In "Myth 4— MMR vaccine has been banned in Japan", Watson happily states that an MMR vaccine containing the Urabe strain of mumps was withdrawn "due to high rates of aseptic meningitis". No doubt there he can call a spade "meningitis" and not "severe headaches" because the vaccine was of Japanese manufacture and not of his company. He suggests that because no other alternative MMR is available in Japan, "they were forced to recommend single measles and rubella vaccines". Actually the Japanese health authorities considered alternatives and have decided they did not want them.

That a drug company representative produces contentious material is not perhaps surprising. That the department of health is also circulating similar material as part of its £3m campaign to restore faith in the MMR vaccine is.

A fortnight ago, after Andrew Wakefield published his second paper which questioned the swift decision to license the vaccines because they were not adequately tested over a sufficient period of time, the department of health (which had had his paper for several months) issued a 15-page response in which it accused Dr Wakefield of being "highly selective". "It is easy for scaremongering to sap public confidence by biased presentations that are conuary to the large amount of data that provide real reassurance," it said.

But as the last Eye pointed out, the "large amount of data" the department has been relying upon and which it repeats in its 15-page document — a study in Finland, a Committee for the Safety of Medicines review of reports from parents and doctors and the Taylor report — do nothing to address any issues of regressive autism, rare bowel disease and vaccination.

In fact "highly selective and biased" could equally apply to its 15-page document. For example, it records that the Medical Research Council brought in experts to review Dr Wakefield’s original work in 1998. They concluded that "there is no evidence to indicate any link between MMR vaccination and bowel disease or autism and there is therefore no reason for a change in the current MMR policy".

But minutes of the meeting show it concluded there was "CURRENTLY no evidence to support a link" and that "further research, probably on an international basis to include a sufficiently large number of patients, would be needed to settle the question of any possible association between autism and MMR vaccination."

The 15-page paper — like Watson — also cites the Japanese experience, with its system of separate vaccines, and says that between 1992 and 1997 there were 79 Japanese deaths from measles, while during the same period in the UK there was none. Except that statistics from the Public Health Laboratories reveal 10 deaths in the UK from measles during that five-year period.

The paper also cites a 1971 American study as proof that Wakefield’s claim that most pre-licence studies had a maximum follow up on only 28 days is incorrect. The health department said it had a six to nine-week follow up for adverse events. Except that the six to nine weeks only applied to a pilot study of 30 children.

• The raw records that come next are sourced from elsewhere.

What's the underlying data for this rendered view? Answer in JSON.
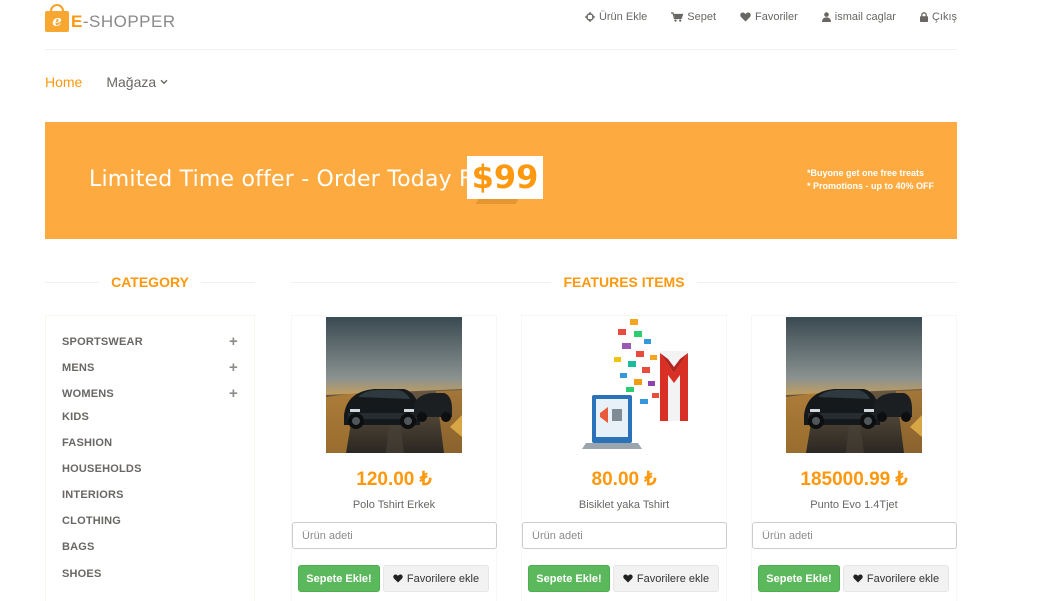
{
  "brand": {
    "logo_letter": "e",
    "name_accent": "E",
    "name_rest": "-SHOPPER"
  },
  "shop_menu": [
    {
      "icon": "crosshair-icon",
      "label": "Ürün Ekle"
    },
    {
      "icon": "cart-icon",
      "label": "Sepet"
    },
    {
      "icon": "heart-icon",
      "label": "Favoriler"
    },
    {
      "icon": "user-icon",
      "label": "ismail caglar"
    },
    {
      "icon": "lock-icon",
      "label": "Çıkış"
    }
  ],
  "main_nav": {
    "home": "Home",
    "shop": "Mağaza"
  },
  "banner": {
    "text": "Limited Time offer - Order Today For",
    "price": "$99",
    "note1": "*Buyone get one free treats",
    "note2": "* Promotions - up to 40% OFF"
  },
  "category": {
    "title": "CATEGORY",
    "items": [
      {
        "label": "SPORTSWEAR",
        "expand": "+"
      },
      {
        "label": "MENS",
        "expand": "+"
      },
      {
        "label": "WOMENS",
        "expand": "+"
      },
      {
        "label": "KIDS"
      },
      {
        "label": "FASHION"
      },
      {
        "label": "HOUSEHOLDS"
      },
      {
        "label": "INTERIORS"
      },
      {
        "label": "CLOTHING"
      },
      {
        "label": "BAGS"
      },
      {
        "label": "SHOES"
      }
    ]
  },
  "features": {
    "title": "FEATURES ITEMS",
    "products": [
      {
        "image": "car-photo",
        "price": "120.00 ₺",
        "name": "Polo Tshirt Erkek",
        "qty_placeholder": "Ürün adeti",
        "cart_label": "Sepete Ekle!",
        "fav_label": "Favorilere ekle"
      },
      {
        "image": "gmail-illustration",
        "price": "80.00 ₺",
        "name": "Bisiklet yaka Tshirt",
        "qty_placeholder": "Ürün adeti",
        "cart_label": "Sepete Ekle!",
        "fav_label": "Favorilere ekle"
      },
      {
        "image": "car-photo",
        "price": "185000.99 ₺",
        "name": "Punto Evo 1.4Tjet",
        "qty_placeholder": "Ürün adeti",
        "cart_label": "Sepete Ekle!",
        "fav_label": "Favorilere ekle"
      }
    ]
  },
  "colors": {
    "accent": "#fe980f",
    "banner": "#fdab40",
    "cart_button": "#5cb85c"
  }
}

The bulk, 680, were monitored for only 28 days.

And in January 1990 Dr David Salisbury, in his role as senior medical officer on the Committee of Safety of Medicines, admitted that before the MMR vaccine was introduced "we carried out a large scale study where adverse events were monitored in a three-week period in approximately 12,000 children".

And so the war of words goes on. This is no help to parents trying to weigh up the risks of vaccination against the risks of serious and potentially killer diseases. But £3m went on proper research instead of spin would be a help.

Instead we find out, courtesy of Tony Blair, that the government is coughing up only £344,000 to "fund one of the largest studies ever attempted to find the causes of autism", led by Professor Andrew Hall.

Blair admits in a letter written in December to MP Stephen Ladyman about what the government was doing to address the issue of autism, that there has been a large increase in the number of children with autism in recent years, for which the full explanation is "not clear". As the Eye reported last week, it has shot up to l in l00 in some areas.

On the issue of MMR and autism Blair concludes: "MMR is the safest way for parents to protect their children against potentially serious diseases." No doubt Leo will be having his.